The €uropean



And for the future?

Again, if you look at p/sales for a guide, auto makers are not an obvious bargain any longer. For instance Fiat's P/sales rose to 0,16, not expensive by historical standards, but within the long-term range (0,14-0,95); BMW's P/sales moved to 0.33 (close to a long-term average of 0,40); Peugeot's P/sales is just 0.094 (against a range of 0.15-0.30) but is burning a lot of cash. Renault has a P/sales of 0,18 vis a vis an average of 0.25, and Daimler is around 0.27 against an average of 0.45. So they are cheap, but not incredibly cheap as they were a couple of weeks ago. Volkswagen is the only company really expensive by this measure with a p/sales of 0.69 against a range of 0.09 and 0.54 between the mid 1980s and the mid 2000s.

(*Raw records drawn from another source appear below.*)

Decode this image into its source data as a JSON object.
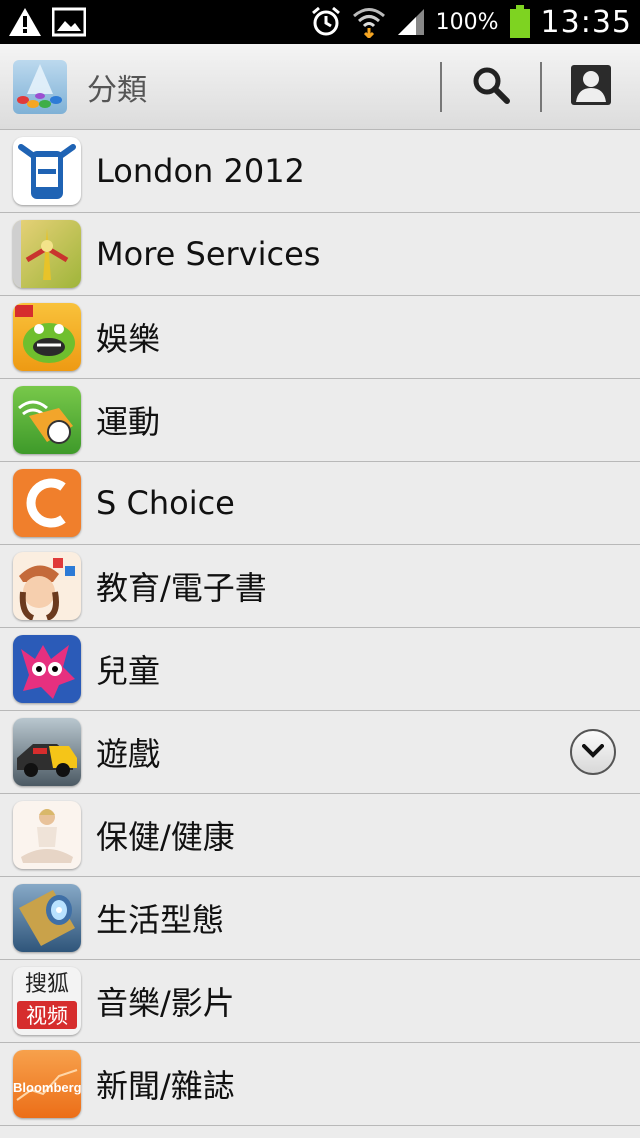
{
  "status_bar": {
    "battery_percent": "100%",
    "time": "13:35",
    "icons": [
      "warning-icon",
      "image-icon",
      "alarm-icon",
      "wifi-icon",
      "signal-icon",
      "battery-icon"
    ]
  },
  "header": {
    "title": "分類",
    "actions": [
      "search-icon",
      "account-icon"
    ]
  },
  "categories": [
    {
      "label": "London 2012",
      "icon": "london-2012-icon",
      "color": "#1f63b4"
    },
    {
      "label": "More Services",
      "icon": "more-services-icon",
      "color": "#c9a224"
    },
    {
      "label": "娛樂",
      "icon": "entertainment-icon",
      "color": "#f3a81c"
    },
    {
      "label": "運動",
      "icon": "sports-icon",
      "color": "#5fb53a"
    },
    {
      "label": "S Choice",
      "icon": "s-choice-icon",
      "color": "#f07f2c"
    },
    {
      "label": "教育/電子書",
      "icon": "education-icon",
      "color": "#e9c9a1"
    },
    {
      "label": "兒童",
      "icon": "kids-icon",
      "color": "#e6307f"
    },
    {
      "label": "遊戲",
      "icon": "games-icon",
      "color": "#394b5c"
    },
    {
      "label": "保健/健康",
      "icon": "health-icon",
      "color": "#f3e1cf"
    },
    {
      "label": "生活型態",
      "icon": "lifestyle-icon",
      "color": "#4a84c2"
    },
    {
      "label": "音樂/影片",
      "icon": "music-video-icon",
      "color": "#d62d2d",
      "icon_text_top": "搜狐",
      "icon_text_bottom": "视频"
    },
    {
      "label": "新聞/雜誌",
      "icon": "news-icon",
      "color": "#f07c22",
      "icon_text": "Bloomberg"
    }
  ]
}
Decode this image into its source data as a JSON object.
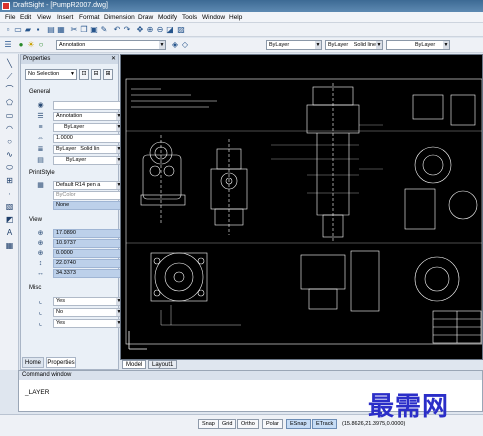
{
  "window": {
    "title": "DraftSight - [PumpR2007.dwg]"
  },
  "menu": [
    "File",
    "Edit",
    "View",
    "Insert",
    "Format",
    "Dimension",
    "Draw",
    "Modify",
    "Tools",
    "Window",
    "Help"
  ],
  "toolbar2": {
    "layer_value": "Annotation",
    "color_value": "ByLayer",
    "linetype_value": "ByLayer",
    "line_style": "Solid line",
    "lineweight_value": "ByLayer"
  },
  "properties": {
    "header": "Properties",
    "selection": "No Selection",
    "general_label": "General",
    "general": [
      "",
      "Annotation",
      "ByLayer",
      "1.0000",
      "ByLayer",
      "Solid lin",
      "ByLayer"
    ],
    "printstyle_label": "PrintStyle",
    "printstyle": [
      "Default R14 pen a",
      "ByColor",
      "None"
    ],
    "view_label": "View",
    "view": [
      "17.0890",
      "10.9737",
      "0.0000",
      "22.0740",
      "34.3373"
    ],
    "misc_label": "Misc",
    "misc": [
      "Yes",
      "No",
      "Yes"
    ]
  },
  "panel_tabs": [
    "Home",
    "Properties"
  ],
  "layout_tabs": [
    "Model",
    "Layout1"
  ],
  "command_window": {
    "title": "Command window",
    "text": "_LAYER"
  },
  "status_buttons": [
    "Snap",
    "Grid",
    "Ortho",
    "Polar",
    "ESnap",
    "ETrack"
  ],
  "status_active": [
    false,
    false,
    false,
    false,
    true,
    true
  ],
  "coordinates": "(15.8626,21.3975,0.0000)",
  "watermark": "最需网",
  "colors": {
    "canvas": "#000000",
    "linework": "#ffffff",
    "highlight": "#bcd0ea",
    "watermark": "#2b2ec8"
  }
}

In the context of a sector that is cheap, but not incredibly cheap, and is cheap but in a very negative economic environment, other considerations emerge. For instance, can this or that company stand their debt position? To illustrate: Morgan Stanley's Adam Jones thinks BMW is an underweight because "BMW has more debt than revenues, making it vulnerable to difficult refinancing conditions." And "BMW's financial services portfolio (auto loans and leases) is worth 4x its market capitalization and BMW has only written down 1/62 of the book."

Then, we have the political issue: Opel is the weakest player right now and might very well go out of business. Analysts say off the record that if OPEL fails, it would be a great development for the European auto sector because it would reduce overcapacity. In an interview with Spiegel Online, Volkswagen CEO Martin Winterkorn salivated at the idea that a European car producer could cease to exist: "If one player disappears from the field," he said, "the others will see their opportunities improve." Accordingly he was clearly against any bailout: "The government should stay out of it," he said.

But in September 2009, Germany has its general elections, so it is unlikely Opel goes bankrupt any time soon.

In the long-term, European auto makers will also benefit if GM, Chrysler or Ford go out of business or suffer a sharp reduction in activity. For this reason European car producers have no intention to cut their plans in the US. Again, Volkswagen CEO said he is not inclined to stop the construction of a new plant in the United States, where VW will build more than 150,000 additional cars. He said: "No, why should we (stop the construction)? I assume by 2011, when the plant goes online, the United States will have overcome its problems."

So, all in all, European auto makers are not the bargain they were a few weeks ago, although they remain cheap if the economy recovers and if a weak player reduces its market share so to mitigate the overcapacity of the industry, which according to Unicredit's Christian Aust is about 20-30%. But if market conditions and economic activity suffer a new downward leg, European car producers may report another break, perhaps making the sector a great bargain once again.

Disclaimer: the author's personal portfolio includes some 6,000 euros invested in Peugeot, average price paid 14.2.

<  Previous Page   2


Copyright © 2006 NomeCompletoAzienda